* **REQUIRED WORK**:
Show every line in the records below that contains the word "title".
==== DATA EXTRACT ====
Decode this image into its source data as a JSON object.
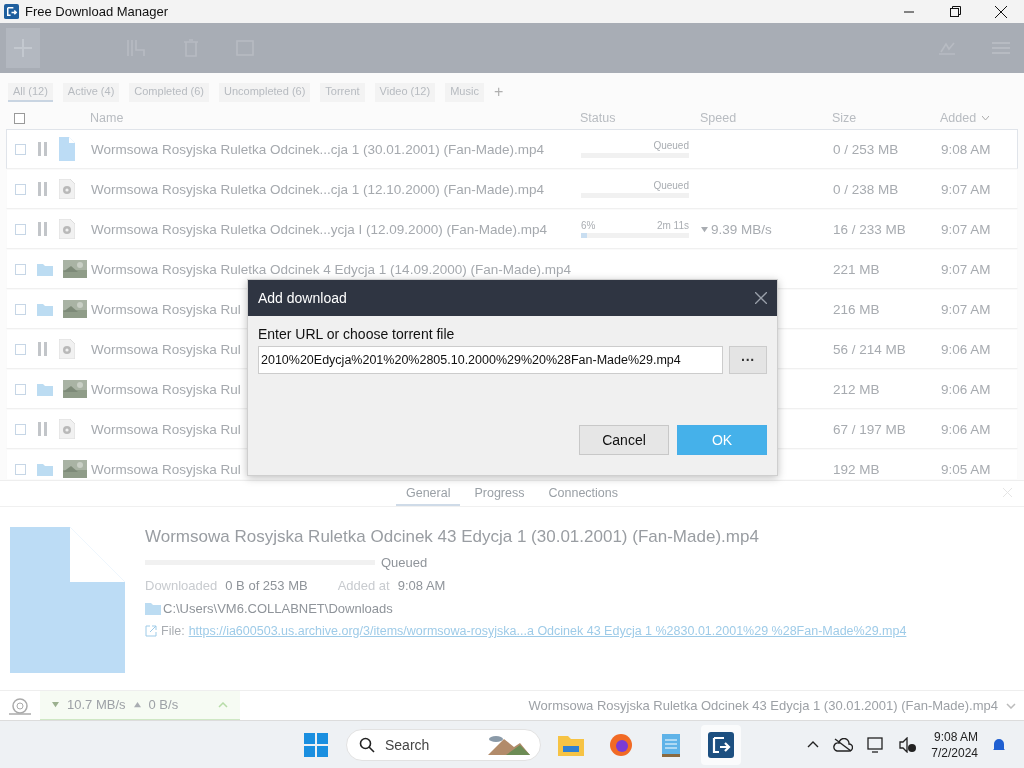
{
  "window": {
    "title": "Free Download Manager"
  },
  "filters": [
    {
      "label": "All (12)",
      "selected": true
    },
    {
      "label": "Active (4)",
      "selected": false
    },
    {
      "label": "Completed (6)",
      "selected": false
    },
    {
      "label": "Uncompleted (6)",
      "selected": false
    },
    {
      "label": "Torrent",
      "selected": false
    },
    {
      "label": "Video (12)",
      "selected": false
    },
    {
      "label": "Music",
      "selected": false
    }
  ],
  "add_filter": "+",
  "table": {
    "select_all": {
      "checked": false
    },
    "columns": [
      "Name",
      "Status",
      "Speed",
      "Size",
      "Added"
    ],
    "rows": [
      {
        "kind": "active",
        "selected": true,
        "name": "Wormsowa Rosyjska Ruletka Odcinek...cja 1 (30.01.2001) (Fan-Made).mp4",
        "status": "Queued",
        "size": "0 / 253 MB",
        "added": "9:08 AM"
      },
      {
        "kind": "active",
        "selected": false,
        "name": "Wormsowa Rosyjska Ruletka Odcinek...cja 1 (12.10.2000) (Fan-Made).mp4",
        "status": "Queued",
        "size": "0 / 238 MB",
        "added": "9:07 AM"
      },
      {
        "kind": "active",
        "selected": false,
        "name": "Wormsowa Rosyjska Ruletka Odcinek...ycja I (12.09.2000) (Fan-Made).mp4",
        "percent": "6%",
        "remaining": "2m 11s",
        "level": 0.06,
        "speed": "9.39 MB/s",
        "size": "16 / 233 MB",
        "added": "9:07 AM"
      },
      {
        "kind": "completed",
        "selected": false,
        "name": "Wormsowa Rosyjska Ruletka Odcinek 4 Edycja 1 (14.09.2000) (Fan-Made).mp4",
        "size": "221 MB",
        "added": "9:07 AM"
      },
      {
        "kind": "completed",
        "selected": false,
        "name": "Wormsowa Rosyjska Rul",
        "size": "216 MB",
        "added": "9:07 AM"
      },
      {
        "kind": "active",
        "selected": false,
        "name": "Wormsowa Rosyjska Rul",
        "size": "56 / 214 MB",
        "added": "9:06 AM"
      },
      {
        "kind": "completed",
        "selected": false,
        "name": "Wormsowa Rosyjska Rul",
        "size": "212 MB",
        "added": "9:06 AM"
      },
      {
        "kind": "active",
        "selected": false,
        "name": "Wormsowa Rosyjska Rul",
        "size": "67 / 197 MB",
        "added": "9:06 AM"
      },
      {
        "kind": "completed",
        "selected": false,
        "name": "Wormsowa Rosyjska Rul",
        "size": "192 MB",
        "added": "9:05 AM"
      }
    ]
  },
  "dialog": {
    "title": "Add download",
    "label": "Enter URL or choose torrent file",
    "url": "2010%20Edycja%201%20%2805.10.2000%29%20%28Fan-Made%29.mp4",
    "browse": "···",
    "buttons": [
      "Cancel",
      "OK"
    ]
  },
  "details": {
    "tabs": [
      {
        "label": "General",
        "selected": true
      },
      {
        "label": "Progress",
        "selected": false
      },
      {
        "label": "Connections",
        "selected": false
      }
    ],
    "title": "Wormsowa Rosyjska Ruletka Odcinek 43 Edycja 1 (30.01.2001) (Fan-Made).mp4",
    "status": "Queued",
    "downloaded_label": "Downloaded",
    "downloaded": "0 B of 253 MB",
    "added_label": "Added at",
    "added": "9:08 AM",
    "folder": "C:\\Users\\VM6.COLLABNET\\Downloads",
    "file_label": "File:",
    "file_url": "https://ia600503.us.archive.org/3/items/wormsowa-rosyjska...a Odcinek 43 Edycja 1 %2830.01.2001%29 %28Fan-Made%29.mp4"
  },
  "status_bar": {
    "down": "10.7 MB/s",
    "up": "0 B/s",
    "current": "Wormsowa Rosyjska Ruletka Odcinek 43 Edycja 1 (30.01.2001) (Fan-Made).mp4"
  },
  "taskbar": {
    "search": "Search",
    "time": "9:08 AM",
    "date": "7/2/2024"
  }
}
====
* **COMPLETED EXERCISE**:
    "title": "Free Download Manager"
    "title": "Add download",
    "title": "Wormsowa Rosyjska Ruletka Odcinek 43 Edycja 1 (30.01.2001) (Fan-Made).mp4",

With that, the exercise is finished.